A little reading wrap up for the month of March 2020 in which I celebrated International Women's Day by only reading books by women authors across the month. I hosted a readathon for this and quite a few people joined in - which is good for a first readathon. In this blog post, I talk about all the books I read in March 2020.
At a time when my confidence in my abilities was at an all-time low, I read a book called Nikola Tesla: Imagination and the Man Who Invented the 20th Century. Written by Sean Patrick, this short eBook is a confidence-booster and a savior for those creative people who are questioning their worth. This book easily shot up on my favorite list. And I know that it will remain there for the rest of eternity.
I've said it once, I'll say it again: Jeffrey Archer is one of my favorite authors of all time! And to see his books coming hot out of the press, it feels like he's writing just for me. If an author manages to make that level of connection with their readers, then they obviously have to be among the best. And Jeffrey Archer is one such! He brings in unexpected twists, shocks and surprises you, makes you laugh, makes you swear, makes you cry, but no matter what, you'll fall in love with his writing!
I LOVE ANGIE THOMAS! There’s no two ways about it. She got me in The Hate U Give. She got me in On the Come Up. Seriously. HOW DOES SHE DO THAT?!
I had heard about this non-fiction book and that it was simply amazing but I had never heard of Henrietta Lacks before. When I hadn’t read this, I went, “What is this book?” And when I finished it, I went, “Why didn’t I know about Henrietta Lacks when the whole world knows about her now?”
Tomi Adeyemi's Children of Blood and Bone was one of my favorite books of 2018. It had magic, it had fierce female characters, it was an amazingly written fantasy - almost everything went well for it. I went into it with expectations and came out so happy (because of the writing), and torn because of how heartbreaking it was. It felt like a long, long time till the sequel came out and now that it's here, I'm here going axhsrytgaoppeefbhhbjfjhusdfuodni!

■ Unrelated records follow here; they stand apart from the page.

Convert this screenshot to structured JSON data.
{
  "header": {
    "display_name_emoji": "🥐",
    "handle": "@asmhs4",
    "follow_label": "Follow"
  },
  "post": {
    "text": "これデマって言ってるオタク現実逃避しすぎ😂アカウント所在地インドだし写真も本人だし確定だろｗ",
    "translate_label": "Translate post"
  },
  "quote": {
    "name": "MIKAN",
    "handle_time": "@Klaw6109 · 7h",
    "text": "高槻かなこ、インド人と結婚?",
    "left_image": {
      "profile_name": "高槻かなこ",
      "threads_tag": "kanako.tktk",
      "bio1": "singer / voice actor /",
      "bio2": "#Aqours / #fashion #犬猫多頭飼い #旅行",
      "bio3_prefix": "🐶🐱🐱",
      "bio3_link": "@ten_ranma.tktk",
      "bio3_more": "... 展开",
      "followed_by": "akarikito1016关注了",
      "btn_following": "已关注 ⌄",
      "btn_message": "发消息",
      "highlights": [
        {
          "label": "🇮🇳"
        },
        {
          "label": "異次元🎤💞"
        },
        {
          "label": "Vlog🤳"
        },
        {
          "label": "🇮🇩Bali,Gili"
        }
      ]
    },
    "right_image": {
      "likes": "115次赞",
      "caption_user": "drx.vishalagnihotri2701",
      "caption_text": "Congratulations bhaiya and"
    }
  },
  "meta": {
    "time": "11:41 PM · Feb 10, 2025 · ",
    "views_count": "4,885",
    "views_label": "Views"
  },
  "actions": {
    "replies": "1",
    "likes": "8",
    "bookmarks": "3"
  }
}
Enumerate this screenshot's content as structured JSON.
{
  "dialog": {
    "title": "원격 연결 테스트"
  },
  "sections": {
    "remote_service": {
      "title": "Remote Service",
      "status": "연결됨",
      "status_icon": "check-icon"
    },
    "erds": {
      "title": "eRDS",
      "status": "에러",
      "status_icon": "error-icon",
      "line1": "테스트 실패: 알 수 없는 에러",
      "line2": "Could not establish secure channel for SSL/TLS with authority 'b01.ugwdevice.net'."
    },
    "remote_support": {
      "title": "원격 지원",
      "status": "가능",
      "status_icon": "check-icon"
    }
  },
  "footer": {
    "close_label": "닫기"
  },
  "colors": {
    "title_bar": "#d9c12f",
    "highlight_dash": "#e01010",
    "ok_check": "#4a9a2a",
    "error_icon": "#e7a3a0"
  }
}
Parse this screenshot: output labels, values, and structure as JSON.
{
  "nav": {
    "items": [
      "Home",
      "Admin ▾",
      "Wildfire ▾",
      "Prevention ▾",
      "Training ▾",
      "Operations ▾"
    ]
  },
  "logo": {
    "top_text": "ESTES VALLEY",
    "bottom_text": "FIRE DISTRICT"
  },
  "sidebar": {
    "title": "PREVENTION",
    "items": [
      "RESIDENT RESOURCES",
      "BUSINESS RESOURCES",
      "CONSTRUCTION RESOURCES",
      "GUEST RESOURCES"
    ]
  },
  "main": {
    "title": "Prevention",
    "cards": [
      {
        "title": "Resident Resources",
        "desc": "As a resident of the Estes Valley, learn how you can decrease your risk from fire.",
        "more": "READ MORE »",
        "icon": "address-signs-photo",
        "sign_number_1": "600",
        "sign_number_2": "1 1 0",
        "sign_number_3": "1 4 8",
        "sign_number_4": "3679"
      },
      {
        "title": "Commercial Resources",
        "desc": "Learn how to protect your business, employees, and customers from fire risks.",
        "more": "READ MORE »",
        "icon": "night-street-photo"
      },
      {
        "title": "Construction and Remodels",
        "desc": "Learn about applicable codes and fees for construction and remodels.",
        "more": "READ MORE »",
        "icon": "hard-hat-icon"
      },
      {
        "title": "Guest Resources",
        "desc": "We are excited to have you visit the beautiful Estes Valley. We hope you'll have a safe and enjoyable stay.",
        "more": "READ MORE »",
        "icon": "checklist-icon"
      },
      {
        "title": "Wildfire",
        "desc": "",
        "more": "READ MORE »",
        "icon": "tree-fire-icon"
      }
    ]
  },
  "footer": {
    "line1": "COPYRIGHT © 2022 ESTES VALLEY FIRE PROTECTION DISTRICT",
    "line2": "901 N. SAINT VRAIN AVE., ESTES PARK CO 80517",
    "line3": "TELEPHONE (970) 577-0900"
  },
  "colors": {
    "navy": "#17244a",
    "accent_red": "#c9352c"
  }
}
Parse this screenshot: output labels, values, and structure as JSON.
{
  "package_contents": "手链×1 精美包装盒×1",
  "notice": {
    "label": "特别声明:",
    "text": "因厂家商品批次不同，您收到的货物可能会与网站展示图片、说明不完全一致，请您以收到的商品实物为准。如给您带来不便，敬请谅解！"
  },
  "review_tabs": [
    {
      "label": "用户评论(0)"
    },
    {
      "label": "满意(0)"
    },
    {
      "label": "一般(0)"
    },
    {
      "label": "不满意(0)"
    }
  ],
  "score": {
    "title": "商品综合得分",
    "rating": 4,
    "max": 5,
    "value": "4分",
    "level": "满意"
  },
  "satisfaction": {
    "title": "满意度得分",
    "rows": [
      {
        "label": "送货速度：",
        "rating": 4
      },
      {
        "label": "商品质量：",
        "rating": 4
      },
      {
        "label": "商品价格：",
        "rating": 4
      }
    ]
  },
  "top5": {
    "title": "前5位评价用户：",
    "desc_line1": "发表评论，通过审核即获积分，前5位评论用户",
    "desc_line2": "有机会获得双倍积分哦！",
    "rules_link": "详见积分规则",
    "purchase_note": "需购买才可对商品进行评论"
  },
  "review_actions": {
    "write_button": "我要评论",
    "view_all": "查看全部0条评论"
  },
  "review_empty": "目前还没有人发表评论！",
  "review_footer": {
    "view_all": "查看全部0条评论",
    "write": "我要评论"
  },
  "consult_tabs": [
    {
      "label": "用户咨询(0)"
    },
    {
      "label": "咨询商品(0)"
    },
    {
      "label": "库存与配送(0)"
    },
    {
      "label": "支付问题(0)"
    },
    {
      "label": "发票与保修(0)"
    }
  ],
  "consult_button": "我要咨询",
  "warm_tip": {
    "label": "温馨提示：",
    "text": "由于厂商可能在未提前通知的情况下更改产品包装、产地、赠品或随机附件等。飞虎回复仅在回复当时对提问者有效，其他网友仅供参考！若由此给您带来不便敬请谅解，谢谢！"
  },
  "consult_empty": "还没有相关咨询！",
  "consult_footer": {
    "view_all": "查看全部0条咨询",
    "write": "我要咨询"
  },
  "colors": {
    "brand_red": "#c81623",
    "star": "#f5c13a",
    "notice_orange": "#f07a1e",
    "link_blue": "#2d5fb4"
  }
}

The Universe as we know it is a bouquet of multitudinous, constantly revolving, constantly moving objects. In the largest scheme of things, we figure as nothing but mere specks. God, the one Creator of everything that exists, made sure that existence didn’t show bias. Everything, from the brightest star to the dullest meteor is allowed to take its own path. Occasionally, there are explosions from them running in to each other, but who’s complaining? There are after all, certain laws that keep them away from each other most of the time. And that’s just how the Universe works. If God is content with watching the Universe learn on its own, how does one planet’s haughty rebellion even matter?
Before I say anything else, let me get this out of the way: I’ve got a whole new level of admiration for Maria Sharapova now that I’ve read her autobiography! "The ITF didn’t draw any attention to the fact that they were suddenly banning a supplement that was being legally used by millions of people. That was their mistake."
Bronte Huskinson is a lady who is sweet and fierce in the way she talks about books, issues, and everything in between that you can’t help but admire her through your mobile screen. Her aesthetic is on point, as they call it these days. Her blog is smart and pleasing to the eye as well as the mind. She plans her content out, at a level that’s nothing short of inspirational. I basically hang on to every word that she has to say.
I have never read a book by Aarti V Raman before. She’s been on my radar, but I’ve never gotten the chance to read her work before. But this time, I did pick up one of her books and now, I know that any time I want to read a well-written romance by an Indian author, I’m going to go and read one of her books. And that’s all thanks to The Worst Daughter Ever!